I had to go to a police station recently (no need to say which one) to handle some administrative business.
The place was quite an awful building. As well as being too crowded (there were five people working in an office clearly built for one; I wouldn’t even want to imagine the cells), the place was dirty. Disgusting.
The floor looked like it had not been thoroughly mopped in years. Dust, cigarette butts, dead spiders and Lord-knows-what else clung to the corners. Brown stains and marks were all over the lower part of the walls. The whole place smelled slightly unpleasant - I couldn’t say exactly what the smell was; I’d rather not find out.
The Namibian police is chronically under-funded. Just ask anyone who’s ever reported an emergency situation and been asked if he or she has a vehicle available to transport officers to the scene. I used to think this was a joke or exaggeration, until it happened to someone I know.
But geez, someone could mop the floor, once in a while.
Generally, Namibia’s social services are struggling under the weight of central government cutbacks, at the same time as an increasing population need their services. For the police, it’s worse still, as they get called upon to be social workers, educators, emergency health carers, and many other things in poor communities where they’re literally the only state representatives.
But someone can find a mop, can’t they? Buy some industrial soap with the Station Commander’s lunch money, and wipe the stains off the walls at lunchtime?

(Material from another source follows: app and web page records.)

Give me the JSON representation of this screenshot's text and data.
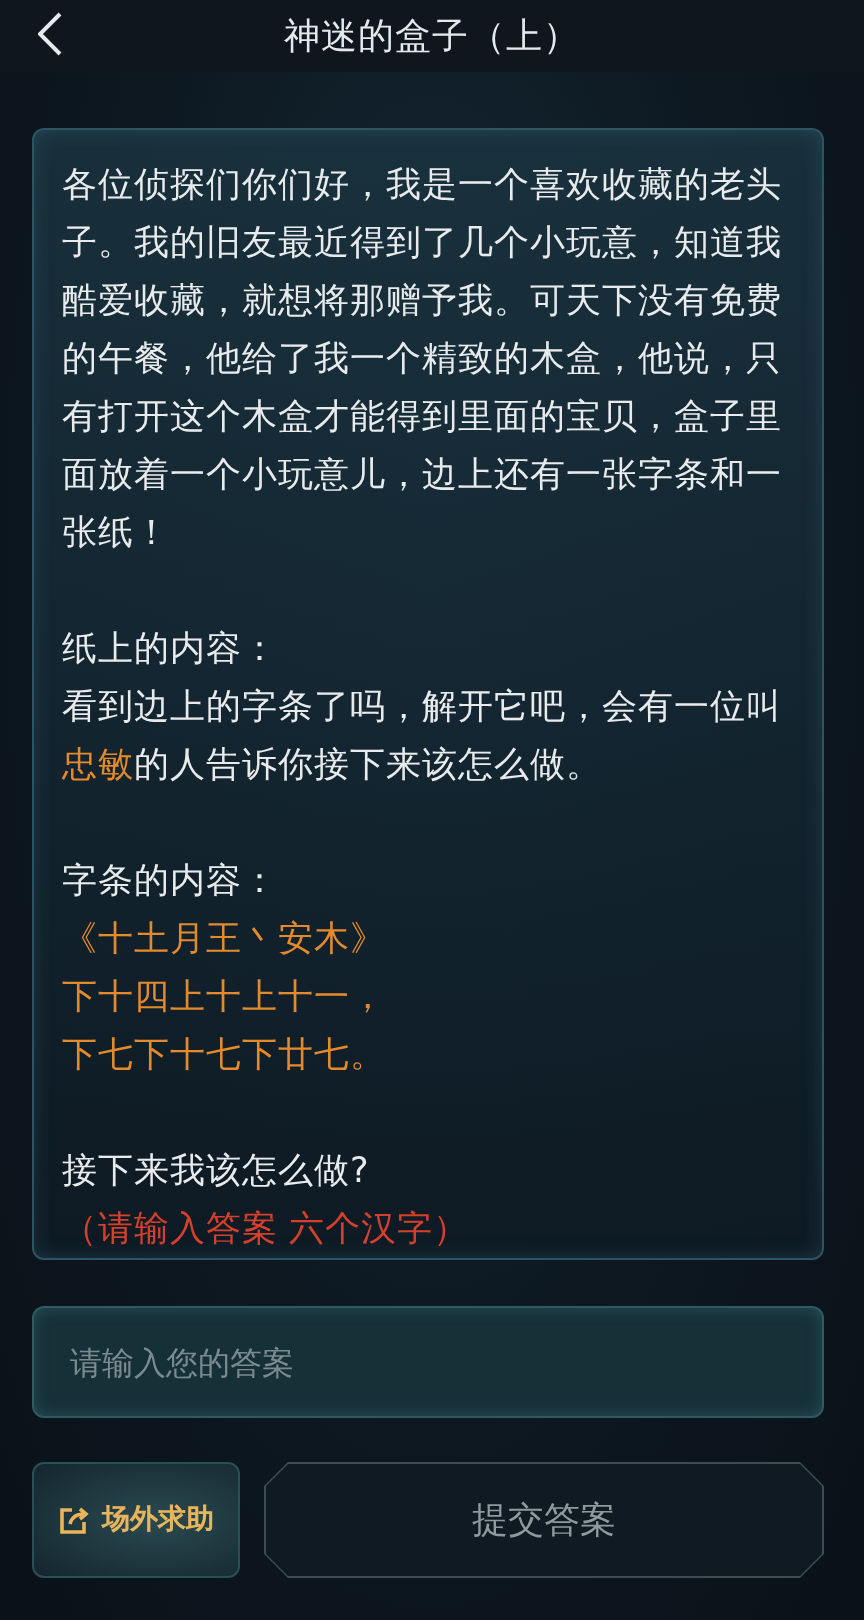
{
  "header": {
    "title": "神迷的盒子（上）"
  },
  "story": {
    "sections": [
      {
        "lines": [
          {
            "segments": [
              {
                "text": "各位侦探们你们好，我是一个喜欢收藏的老头子。我的旧友最近得到了几个小玩意，知道我酷爱收藏，就想将那赠予我。可天下没有免费的午餐，他给了我一个精致的木盒，他说，只有打开这个木盒才能得到里面的宝贝，盒子里面放着一个小玩意儿，边上还有一张字条和一张纸！",
                "color": "#e8eaec"
              }
            ]
          }
        ]
      },
      {
        "lines": [
          {
            "segments": [
              {
                "text": "纸上的内容：",
                "color": "#e8eaec"
              }
            ]
          },
          {
            "segments": [
              {
                "text": "看到边上的字条了吗，解开它吧，会有一位叫",
                "color": "#e8eaec"
              },
              {
                "text": "忠敏",
                "color": "#e38a2c"
              },
              {
                "text": "的人告诉你接下来该怎么做。",
                "color": "#e8eaec"
              }
            ]
          }
        ]
      },
      {
        "lines": [
          {
            "segments": [
              {
                "text": "字条的内容：",
                "color": "#e8eaec"
              }
            ]
          },
          {
            "segments": [
              {
                "text": "《十土月王丶安木》",
                "color": "#e38a2c"
              }
            ]
          },
          {
            "segments": [
              {
                "text": "下十四上十上十一，",
                "color": "#e38a2c"
              }
            ]
          },
          {
            "segments": [
              {
                "text": "下七下十七下廿七。",
                "color": "#e38a2c"
              }
            ]
          }
        ]
      },
      {
        "lines": [
          {
            "segments": [
              {
                "text": "接下来我该怎么做?",
                "color": "#e8eaec"
              }
            ]
          },
          {
            "segments": [
              {
                "text": "（请输入答案 六个汉字）",
                "color": "#d4402c"
              }
            ]
          }
        ]
      }
    ]
  },
  "answer": {
    "placeholder": "请输入您的答案"
  },
  "buttons": {
    "help": "场外求助",
    "submit": "提交答案"
  }
}
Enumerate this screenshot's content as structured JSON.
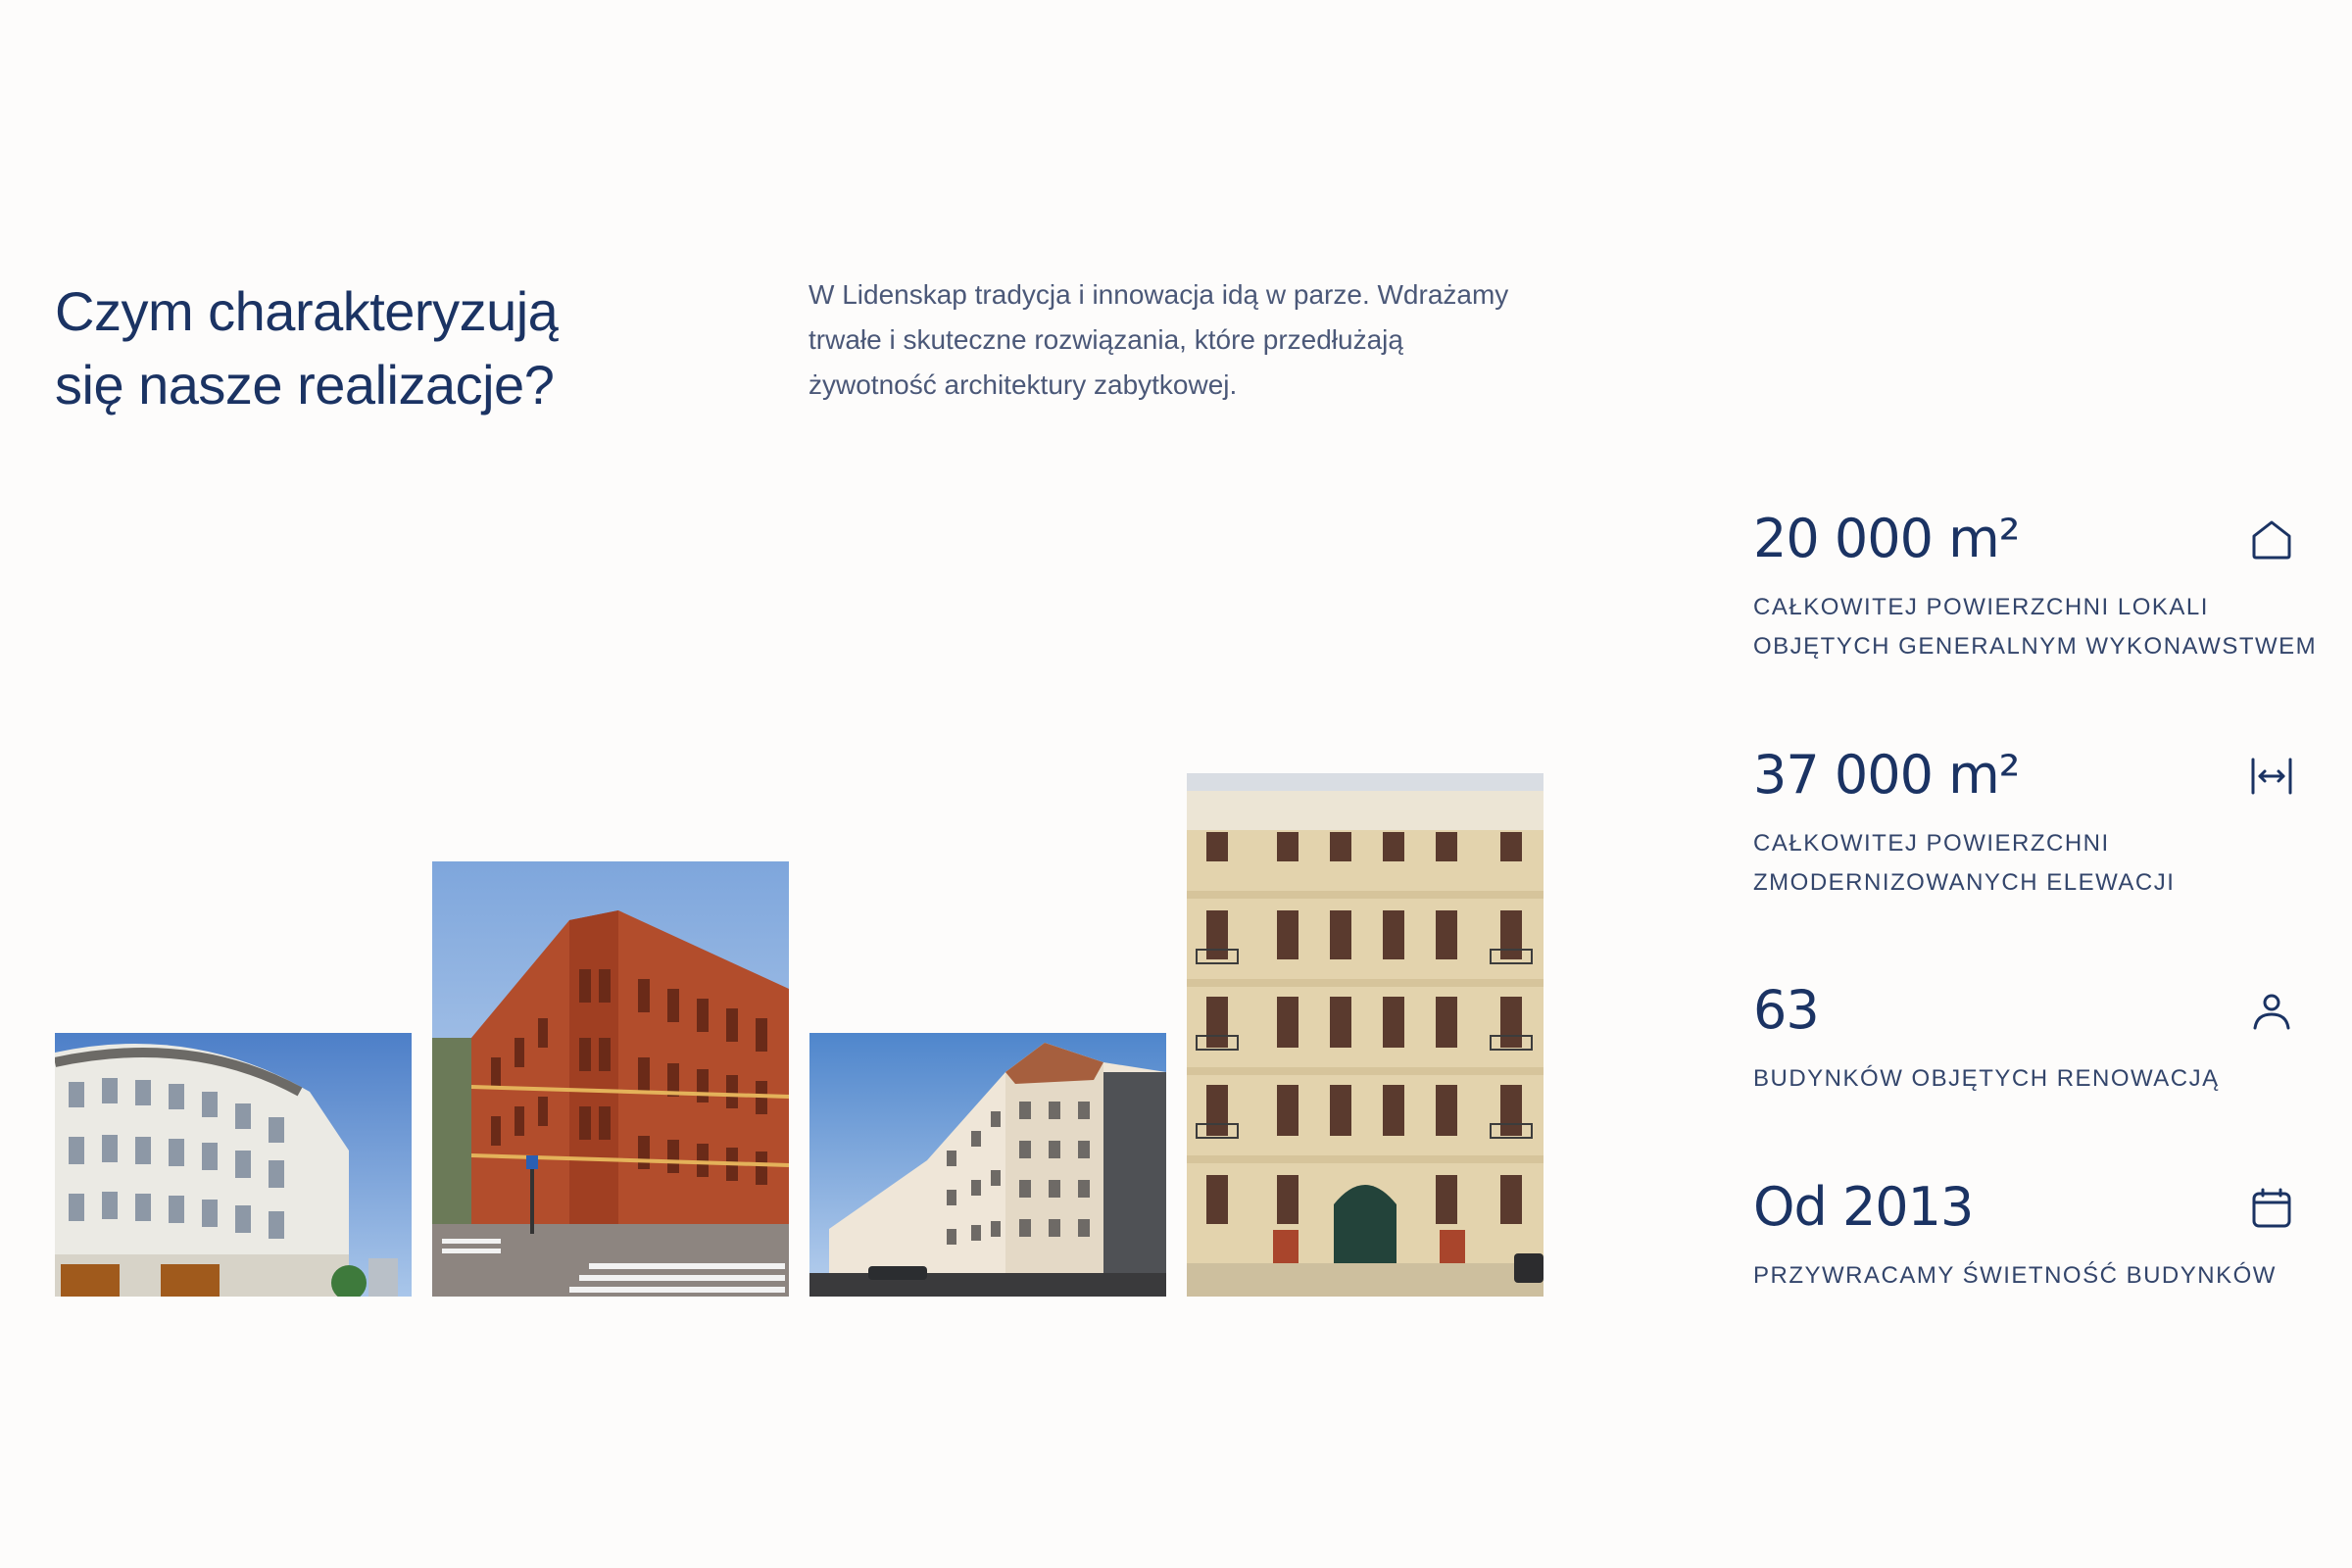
{
  "section": {
    "heading_line1": "Czym charakteryzują",
    "heading_line2": "się nasze realizacje?",
    "intro_line1": "W Lidenskap tradycja i innowacja idą w parze. Wdrażamy",
    "intro_line2": "trwałe i skuteczne rozwiązania, które przedłużają",
    "intro_line3": "żywotność architektury zabytkowej."
  },
  "gallery": [
    {
      "subject": "white ornate tenement building"
    },
    {
      "subject": "red brick corner building"
    },
    {
      "subject": "cream tenement on street corner"
    },
    {
      "subject": "restored beige tenement facade"
    }
  ],
  "stats": [
    {
      "value": "20 000 m²",
      "desc_line1": "CAŁKOWITEJ POWIERZCHNI LOKALI",
      "desc_line2": "OBJĘTYCH GENERALNYM WYKONAWSTWEM",
      "icon": "home-icon"
    },
    {
      "value": "37 000 m²",
      "desc_line1": "CAŁKOWITEJ POWIERZCHNI",
      "desc_line2": "ZMODERNIZOWANYCH ELEWACJI",
      "icon": "width-arrows-icon"
    },
    {
      "value": "63",
      "desc_line1": "BUDYNKÓW OBJĘTYCH RENOWACJĄ",
      "icon": "person-icon"
    },
    {
      "value": "Od 2013",
      "desc_line1": "PRZYWRACAMY ŚWIETNOŚĆ BUDYNKÓW",
      "icon": "calendar-icon"
    }
  ],
  "colors": {
    "background": "#fdfcfb",
    "text_primary": "#1b3363",
    "text_secondary": "#4b5878"
  }
}
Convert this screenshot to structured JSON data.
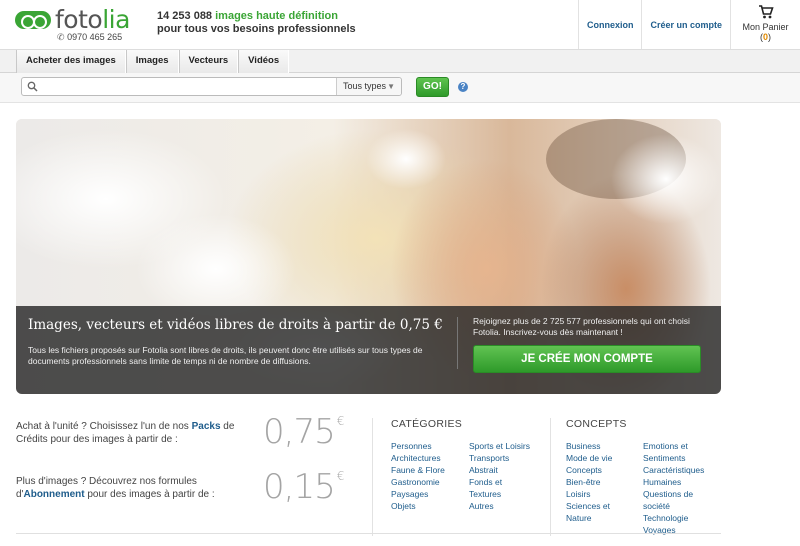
{
  "header": {
    "logo": {
      "part1": "foto",
      "part2": "lia"
    },
    "phone": "0970 465 265",
    "tagline": {
      "count": "14 253 088",
      "highlight": "images haute définition",
      "line2": "pour tous vos besoins professionnels"
    },
    "login_label": "Connexion",
    "create_account_label": "Créer un compte",
    "cart": {
      "label": "Mon Panier",
      "count_open": "(",
      "count": "0",
      "count_close": ")"
    }
  },
  "nav": {
    "items": [
      {
        "label": "Acheter des images"
      },
      {
        "label": "Images"
      },
      {
        "label": "Vecteurs"
      },
      {
        "label": "Vidéos"
      }
    ]
  },
  "search": {
    "placeholder": "",
    "value": "",
    "type_select": "Tous types",
    "go_label": "GO!",
    "help": "?"
  },
  "hero": {
    "title": "Images, vecteurs et vidéos libres de droits à partir de 0,75 €",
    "description": "Tous les fichiers proposés sur Fotolia sont libres de droits, ils peuvent donc être utilisés sur tous types de documents professionnels sans limite de temps ni de nombre de diffusions.",
    "join_text": "Rejoignez plus de 2 725 577 professionnels qui ont choisi Fotolia. Inscrivez-vous dès maintenant !",
    "cta_label": "JE CRÉE MON COMPTE"
  },
  "offers": {
    "packs": {
      "text_before": "Achat à l'unité ? Choisissez l'un de nos ",
      "link": "Packs",
      "text_after": " de Crédits pour des images à partir de :",
      "price": "0,75",
      "currency": "€"
    },
    "subscription": {
      "text_before": "Plus d'images ? Découvrez nos formules d'",
      "link": "Abonnement",
      "text_after": " pour des images à partir de :",
      "price": "0,15",
      "currency": "€"
    }
  },
  "categories": {
    "title": "CATÉGORIES",
    "col1": [
      "Personnes",
      "Architectures",
      "Faune & Flore",
      "Gastronomie",
      "Paysages",
      "Objets"
    ],
    "col2": [
      "Sports et Loisirs",
      "Transports",
      "Abstrait",
      "Fonds et",
      "Textures",
      "Autres"
    ]
  },
  "concepts": {
    "title": "CONCEPTS",
    "col1": [
      "Business",
      "Mode de vie",
      "Concepts",
      "Bien-être",
      "Loisirs",
      "Sciences et",
      "Nature"
    ],
    "col2": [
      "Emotions et",
      "Sentiments",
      "Caractéristiques",
      "Humaines",
      "Questions de",
      "société",
      "Technologie",
      "Voyages"
    ]
  },
  "colors": {
    "brand_green": "#3aa535",
    "link_blue": "#1f5d8c",
    "price_grey": "#a4a4a4"
  }
}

Of course, Namibia’s government cutbacks and the atrocious working conditions of lower-level public servants are only one act in the big drama of injustice that is global capitalism.
As long as we continue to be a raw-material-exporting country, as long as we lack the capacity to enforce our tax and anti-bribery laws on the multinational companies, our state fiscus will be vulnerable. A slight downturn on the global markets, and sooner or later your local teacher or traffic cop finds themselves unemployed.
But even with all that being said, you’d think it would be a positive act, no matter how minor, for someone to sweep the dead cockroach out of the corridor and clean the bird droppings off the windows. Wouldn’t you?
I generally don’t trust ‘let’s pull ourselves up by our bootstraps’ talk.
For a start, ‘bootstrapping’ is much of what we, as a country, have already been doing. The University of Namibia is a good example of that. All we had prior to Independence on that property was a teacher training college for whites only. We built that university up from nothing. Yet pulling yourself up can only take you so far. The deep issues in all our higher education institutions attest to that.
More importantly, no successful person or country ever makes it alone. That requires help, solidarity, a change in global systems. Without the Marshall Plan, massive US aid for Western Europe after the Second World War, for example, it’s unlikely that Germany would ever have pulled itself out of the rubble.
Much ‘bootstrapping’ talk denies that systems and political and economic forces are a problem. It makes us blind to our oppression.
And yet, in spite of that, I feel it is a revolutionary act to do what we can, where we are.
Clean up the police station. Paint your local school. If you’re an educator, learn a new thing on the Internet and teach it to your students. Help that struggling single mother you know in your neighborhood. Open a lemonade stand and use the proceeds to shelter the homeless. Offer your Kombi to transport underprivileged kids to sports practice.
Will it change the world? Probably not. Maybe caring for people’s dignity - if we are public servants, our clients’ dignity - might help create conditions for nurturing the leaders of the next Big World Revolution, but even that’s a reach.
I think, we should do what we can, where we are, with what we have, just because it’s resistance - resistance against the idea that we ‘third world’ citizens are nothing, and can never be anything. In short, it’s a way - a small way, maybe an insignificant way, but a way nonetheless - of re-affirming our humanity.
Hugh Ellis is a poet and a lecturer at the Namibia University of Science and Technology. All views expressed here are personal views. Follow Hugh’s blog at ellishugh.wordpress.com